Dean of the School of Nursing, Landa Terblanche and Associate Professor Heather Meyerhoff introduced the High Commission to the nursing program laboratory and shared stories of TWU’s work in both Zambia and Kenya. TWU’s nursing program is the only faith-based program in Canada and as such it offers opportunities for students to use their nursing skills abroad helping out in HIV/AIDS outpatient clinics, ministering to severely sick or injured children, and looking after and encouraging widows.  Nabukwesi heard from two nursing students who shared their _MG_6583reasons for enrolling in the TWU nursing program, due largely in part to TWU’s reputation for preparing students for careers in international nursing.

Nabukwesi, after meeting and chatting with the nurses shared that he would like to help pave the way for TWU’s School of Nursing to connect with the minister of medical services in Kenya, with the aim of sharing knowledge.

When asked what his impression of TWU was Nabukwesi responded enthusiastically saying, “I am impressed. Everything here is organized and well maintained, and the programs that are offered are very relevant and timely.”

_MG_6628“This was a great visit for both TWU and the Kenya High Commission,” says Weme.  “We are very positive about potential partnerships. We have discussed the possibility of teacher exchange visits and the placement of interns from the Laurentian Leadership Centre with the Kenya High Commission as one such collaboration.  There are some exciting things to continue discussing.”
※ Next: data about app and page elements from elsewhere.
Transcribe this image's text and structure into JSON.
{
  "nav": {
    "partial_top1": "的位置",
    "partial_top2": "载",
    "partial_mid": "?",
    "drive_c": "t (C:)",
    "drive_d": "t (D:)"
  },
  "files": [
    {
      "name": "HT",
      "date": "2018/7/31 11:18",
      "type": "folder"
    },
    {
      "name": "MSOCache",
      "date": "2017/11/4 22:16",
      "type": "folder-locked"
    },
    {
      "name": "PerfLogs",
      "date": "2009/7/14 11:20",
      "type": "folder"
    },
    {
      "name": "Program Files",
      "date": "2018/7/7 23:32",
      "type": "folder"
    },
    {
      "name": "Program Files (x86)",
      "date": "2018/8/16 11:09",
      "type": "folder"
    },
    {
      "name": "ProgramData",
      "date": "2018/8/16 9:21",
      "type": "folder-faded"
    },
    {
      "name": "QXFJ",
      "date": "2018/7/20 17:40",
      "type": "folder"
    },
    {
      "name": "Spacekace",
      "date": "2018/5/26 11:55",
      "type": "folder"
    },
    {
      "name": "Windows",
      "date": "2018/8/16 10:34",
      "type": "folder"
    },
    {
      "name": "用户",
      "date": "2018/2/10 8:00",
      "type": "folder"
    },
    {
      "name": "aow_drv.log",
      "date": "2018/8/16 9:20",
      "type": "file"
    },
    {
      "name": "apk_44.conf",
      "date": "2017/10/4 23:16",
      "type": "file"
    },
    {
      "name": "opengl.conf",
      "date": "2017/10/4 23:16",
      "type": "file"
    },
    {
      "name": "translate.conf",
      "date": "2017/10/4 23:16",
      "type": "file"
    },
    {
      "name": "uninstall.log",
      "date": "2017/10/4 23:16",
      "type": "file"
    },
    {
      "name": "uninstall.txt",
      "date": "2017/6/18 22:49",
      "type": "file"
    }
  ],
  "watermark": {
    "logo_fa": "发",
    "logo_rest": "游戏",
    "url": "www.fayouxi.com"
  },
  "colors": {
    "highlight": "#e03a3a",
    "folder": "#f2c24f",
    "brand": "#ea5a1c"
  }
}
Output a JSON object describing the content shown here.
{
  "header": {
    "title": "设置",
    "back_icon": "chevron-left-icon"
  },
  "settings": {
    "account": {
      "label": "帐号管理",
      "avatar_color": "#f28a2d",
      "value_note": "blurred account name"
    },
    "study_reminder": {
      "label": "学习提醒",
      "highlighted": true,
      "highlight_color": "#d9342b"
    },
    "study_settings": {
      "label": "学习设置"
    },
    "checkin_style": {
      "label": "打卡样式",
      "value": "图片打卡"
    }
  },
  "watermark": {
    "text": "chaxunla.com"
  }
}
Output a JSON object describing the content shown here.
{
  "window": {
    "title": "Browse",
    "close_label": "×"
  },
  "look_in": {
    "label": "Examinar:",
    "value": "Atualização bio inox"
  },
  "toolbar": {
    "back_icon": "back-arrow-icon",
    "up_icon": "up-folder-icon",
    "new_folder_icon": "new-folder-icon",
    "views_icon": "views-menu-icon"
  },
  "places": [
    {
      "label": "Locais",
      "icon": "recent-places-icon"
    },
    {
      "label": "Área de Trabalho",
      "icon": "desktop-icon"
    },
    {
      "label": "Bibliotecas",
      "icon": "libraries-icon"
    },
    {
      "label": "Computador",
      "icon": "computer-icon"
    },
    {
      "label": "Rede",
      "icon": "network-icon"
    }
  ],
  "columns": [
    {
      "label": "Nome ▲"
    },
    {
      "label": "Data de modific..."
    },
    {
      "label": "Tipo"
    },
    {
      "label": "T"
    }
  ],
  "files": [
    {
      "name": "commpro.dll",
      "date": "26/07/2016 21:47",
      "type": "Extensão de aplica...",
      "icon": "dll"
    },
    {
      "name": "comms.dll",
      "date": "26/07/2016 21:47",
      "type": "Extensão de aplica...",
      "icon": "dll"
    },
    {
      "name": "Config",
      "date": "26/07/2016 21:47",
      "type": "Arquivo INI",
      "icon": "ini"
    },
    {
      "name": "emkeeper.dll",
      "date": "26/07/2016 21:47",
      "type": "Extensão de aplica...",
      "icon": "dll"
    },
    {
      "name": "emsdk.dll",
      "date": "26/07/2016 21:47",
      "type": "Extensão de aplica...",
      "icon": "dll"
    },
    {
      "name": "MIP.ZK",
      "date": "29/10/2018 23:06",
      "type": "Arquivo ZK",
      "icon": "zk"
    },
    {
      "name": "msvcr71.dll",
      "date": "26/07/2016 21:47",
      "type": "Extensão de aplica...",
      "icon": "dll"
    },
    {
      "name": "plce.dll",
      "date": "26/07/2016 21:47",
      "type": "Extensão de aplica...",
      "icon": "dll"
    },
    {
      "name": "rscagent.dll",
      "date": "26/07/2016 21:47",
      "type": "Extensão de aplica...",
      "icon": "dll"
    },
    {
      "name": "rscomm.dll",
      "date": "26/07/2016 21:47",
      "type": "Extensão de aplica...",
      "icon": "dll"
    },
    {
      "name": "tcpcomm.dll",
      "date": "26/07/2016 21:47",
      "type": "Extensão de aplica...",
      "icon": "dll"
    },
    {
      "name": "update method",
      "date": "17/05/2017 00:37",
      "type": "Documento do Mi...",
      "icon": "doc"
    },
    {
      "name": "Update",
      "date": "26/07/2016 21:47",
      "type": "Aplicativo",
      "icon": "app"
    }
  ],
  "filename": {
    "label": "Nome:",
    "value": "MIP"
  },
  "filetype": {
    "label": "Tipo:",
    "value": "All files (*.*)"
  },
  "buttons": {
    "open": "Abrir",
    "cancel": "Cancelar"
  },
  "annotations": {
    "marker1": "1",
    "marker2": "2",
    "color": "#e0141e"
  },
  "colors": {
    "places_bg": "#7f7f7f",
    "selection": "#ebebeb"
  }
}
The High Commissioner echoed this interest by saying, “It would be very nice for us to partner together.”

The purpose of the Kenya High Commission which resides in Ottawa and was originally established in 1978, is mandated “to promote, project and protect the image and the interests of Kenya and Kenyans in Canada. This is in addition to strengthening political, cultural and socio-economic relations between the two countries.”

Trinity Western University, in Langley, B.C., is a provincially chartered, independent Christian liberal arts and sciences university, enrolling approximately 4000 students. TWU offers 42 undergraduate majors, ranging from biotechnology, education, theatre and music, to psychology, communications and biblical studies. TWU's 16 graduate degree programs include nursing, counseling psychology, business, theology, linguistics, and leadership, and interdisciplinary degrees in English, philosophy and history. TWU holds Canada Research Chairs in Dead Sea Scroll Studies, Developmental Genetics and Disease, and Interpretation, Religion & Culture.

Last Updated: 2010-02-03
Author: Erin Mussolum